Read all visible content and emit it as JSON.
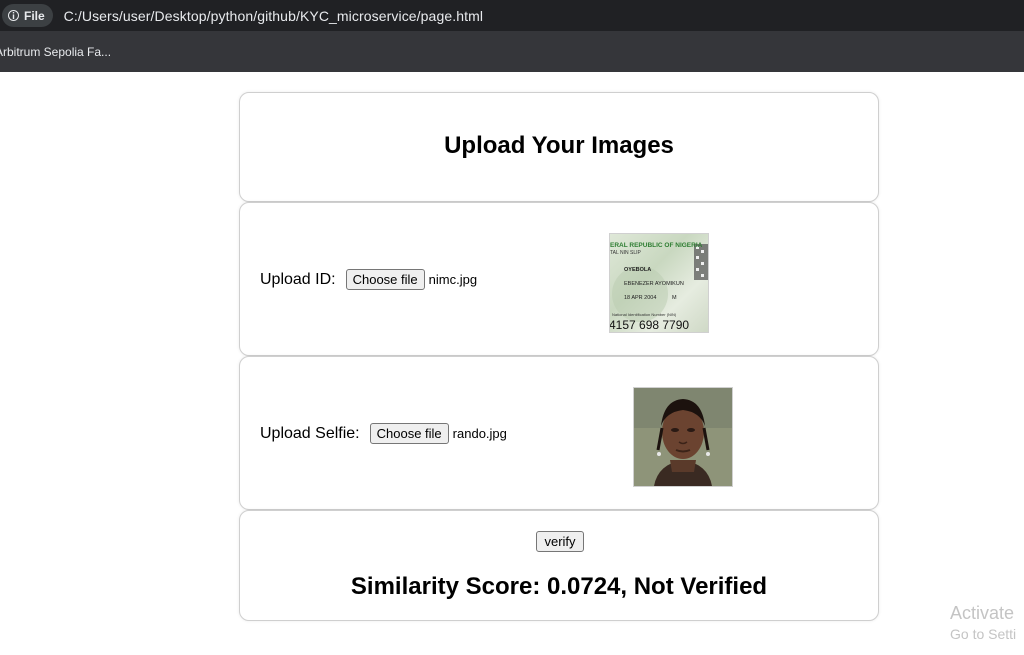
{
  "browser": {
    "scheme_label": "File",
    "url": "C:/Users/user/Desktop/python/github/KYC_microservice/page.html",
    "bookmarks": [
      {
        "label": "Arbitrum Sepolia Fa..."
      }
    ]
  },
  "page": {
    "title": "Upload Your Images",
    "id_upload": {
      "label": "Upload ID:",
      "button": "Choose file",
      "filename": "nimc.jpg",
      "preview": {
        "header": "ERAL REPUBLIC OF NIGERIA",
        "subheader": "TAL NIN SLIP",
        "surname": "OYEBOLA",
        "given_names": "EBENEZER AYOMIKUN",
        "dob": "18 APR 2004",
        "sex": "M",
        "nin_label": "National Identification Number (NIN)",
        "nin": "4157 698 7790"
      }
    },
    "selfie_upload": {
      "label": "Upload Selfie:",
      "button": "Choose file",
      "filename": "rando.jpg"
    },
    "verify_button": "verify",
    "result": "Similarity Score: 0.0724, Not Verified"
  },
  "os_watermark": {
    "line1": "Activate",
    "line2": "Go to Setti"
  },
  "colors": {
    "urlbar_bg": "#202124",
    "bookmarks_bg": "#35363a",
    "chrome_text": "#e8eaed",
    "card_border": "#cfcfcf"
  },
  "icons": {
    "scheme": "info-icon"
  }
}
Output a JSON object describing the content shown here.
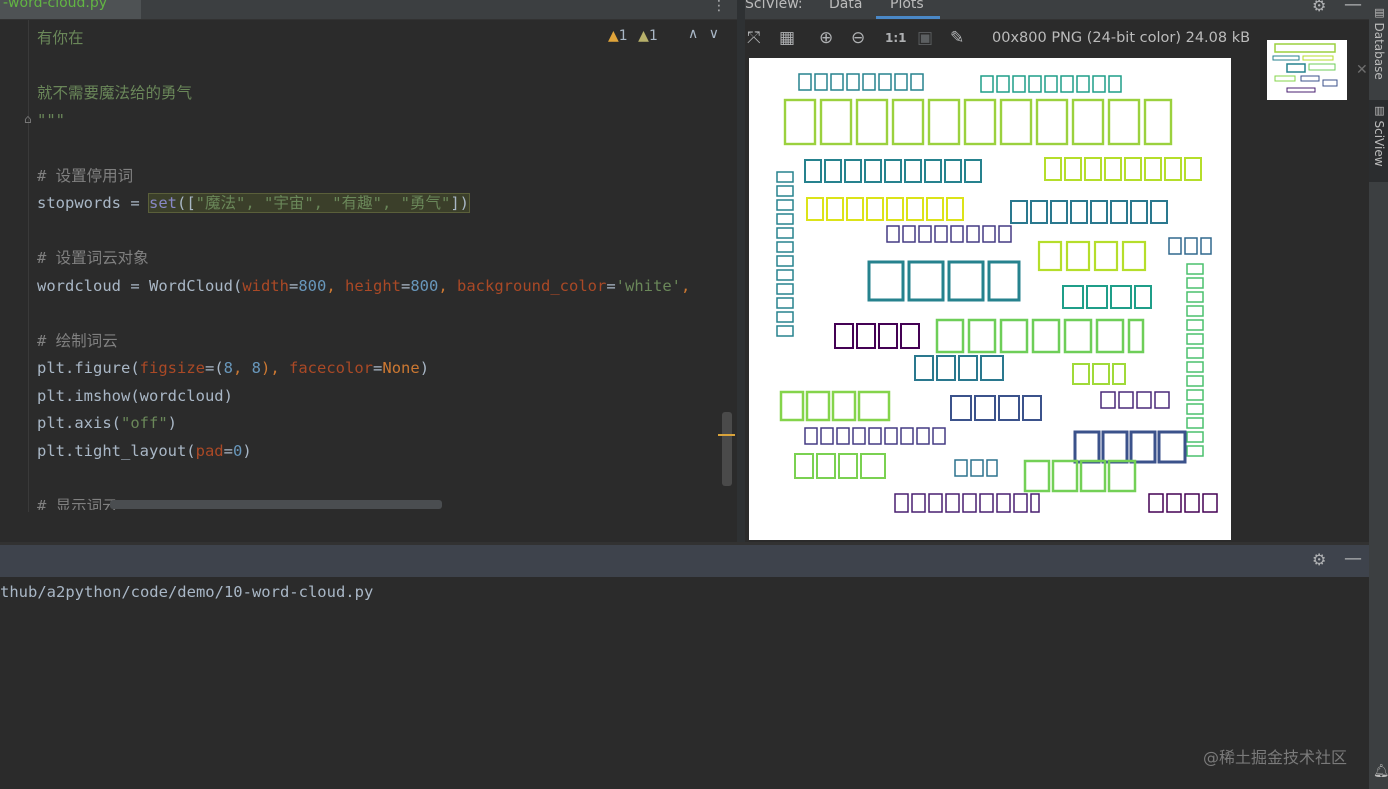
{
  "editor": {
    "tab_title": "-word-cloud.py",
    "menu_glyph": "⋮",
    "inspect": {
      "warn1_glyph": "▲",
      "warn1": "1",
      "warn2_glyph": "▲",
      "warn2": "1"
    },
    "nav_up": "∧",
    "nav_down": "∨",
    "lines": {
      "l1": "有你在",
      "l2": "就不需要魔法给的勇气",
      "l3": "\"\"\"",
      "l4": "# 设置停用词",
      "l5a": "stopwords = ",
      "l5b": "set",
      "l5c": "([",
      "l5d": "\"魔法\", \"宇宙\", \"有趣\", \"勇气\"",
      "l5e": "])",
      "l6": "# 设置词云对象",
      "l7a": "wordcloud = WordCloud(",
      "l7b": "width",
      "l7c": "=",
      "l7d": "800",
      "l7e": ", ",
      "l7f": "height",
      "l7g": "=",
      "l7h": "800",
      "l7i": ", ",
      "l7j": "background_color",
      "l7k": "=",
      "l7l": "'white'",
      "l7m": ",",
      "l8": "# 绘制词云",
      "l9a": "plt.figure(",
      "l9b": "figsize",
      "l9c": "=(",
      "l9d": "8",
      "l9e": ", ",
      "l9f": "8",
      "l9g": "), ",
      "l9h": "facecolor",
      "l9i": "=",
      "l9j": "None",
      "l9k": ")",
      "l10": "plt.imshow(wordcloud)",
      "l11a": "plt.axis(",
      "l11b": "\"off\"",
      "l11c": ")",
      "l12a": "plt.tight_layout(",
      "l12b": "pad",
      "l12c": "=",
      "l12d": "0",
      "l12e": ")",
      "l13": "# 显示词云"
    }
  },
  "sciview": {
    "title": "SciView:",
    "tab_data": "Data",
    "tab_plots": "Plots",
    "image_info": "00x800 PNG (24-bit color) 24.08 kB",
    "thumb_close": "✕"
  },
  "toolwindows": {
    "database": "Database",
    "sciview": "SciView"
  },
  "run": {
    "path": "thub/a2python/code/demo/10-word-cloud.py"
  },
  "watermark": "@稀土掘金技术社区",
  "colors": {
    "green_bright": "#9bd13e",
    "teal": "#26828e",
    "dark_purple": "#440154",
    "navy": "#3b528b",
    "yellow": "#dce319"
  }
}
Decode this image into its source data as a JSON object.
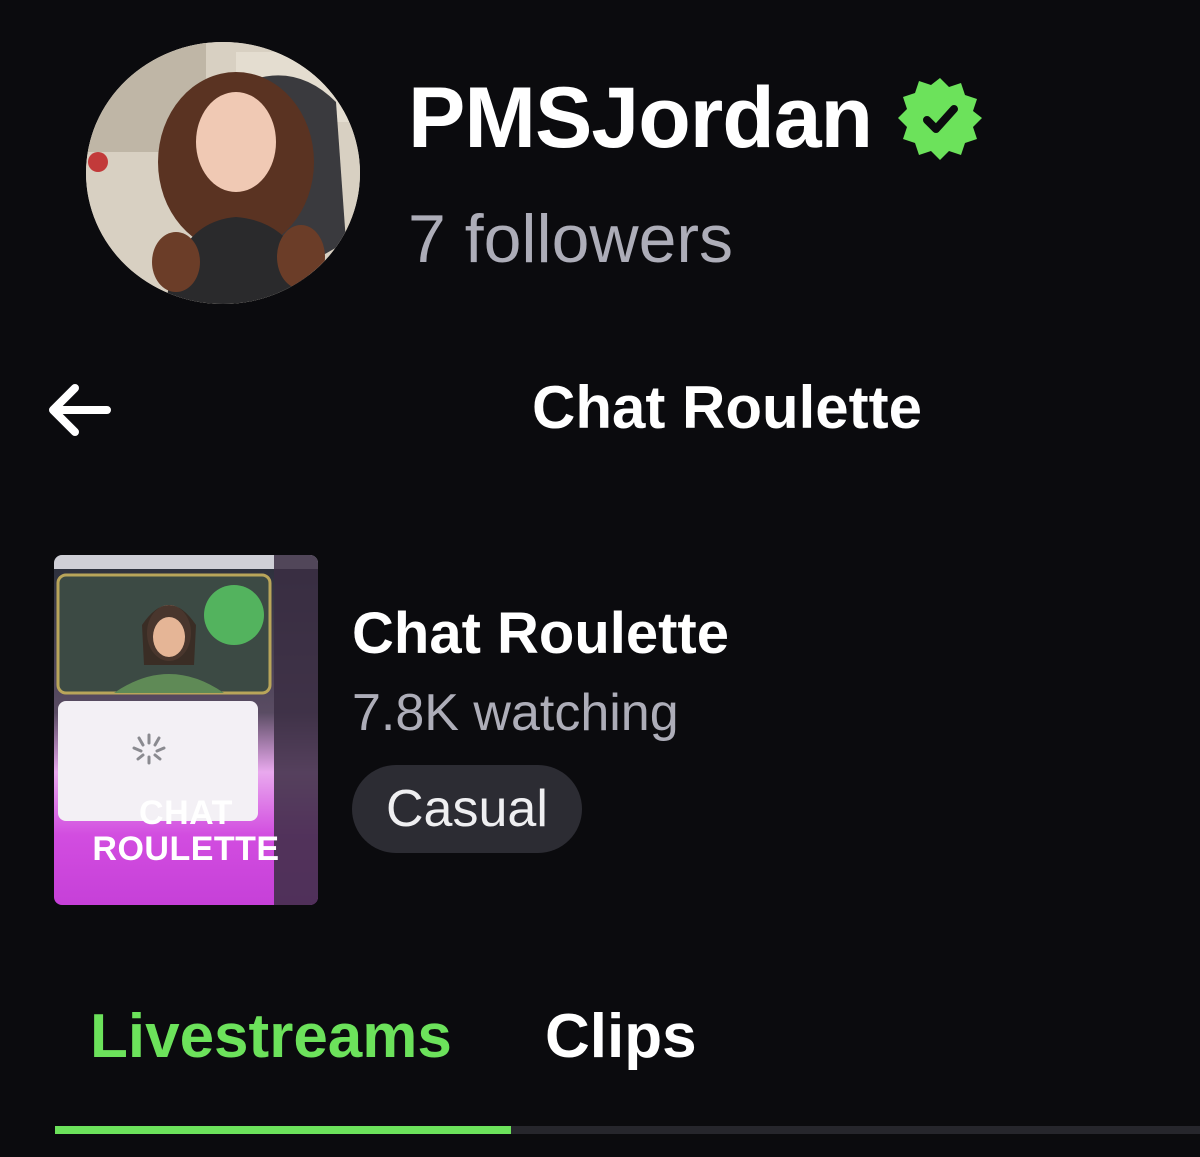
{
  "profile": {
    "username": "PMSJordan",
    "followers": "7 followers",
    "verified_icon": "verified-badge-icon",
    "accent_color": "#6ce25b"
  },
  "nav": {
    "back_icon": "arrow-left-icon",
    "title": "Chat Roulette"
  },
  "category": {
    "thumbnail_text_line1": "CHAT",
    "thumbnail_text_line2": "ROULETTE",
    "title": "Chat Roulette",
    "viewers": "7.8K watching",
    "tag": "Casual"
  },
  "tabs": [
    {
      "label": "Livestreams",
      "active": true
    },
    {
      "label": "Clips",
      "active": false
    }
  ]
}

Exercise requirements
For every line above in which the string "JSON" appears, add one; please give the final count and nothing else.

Written answer
3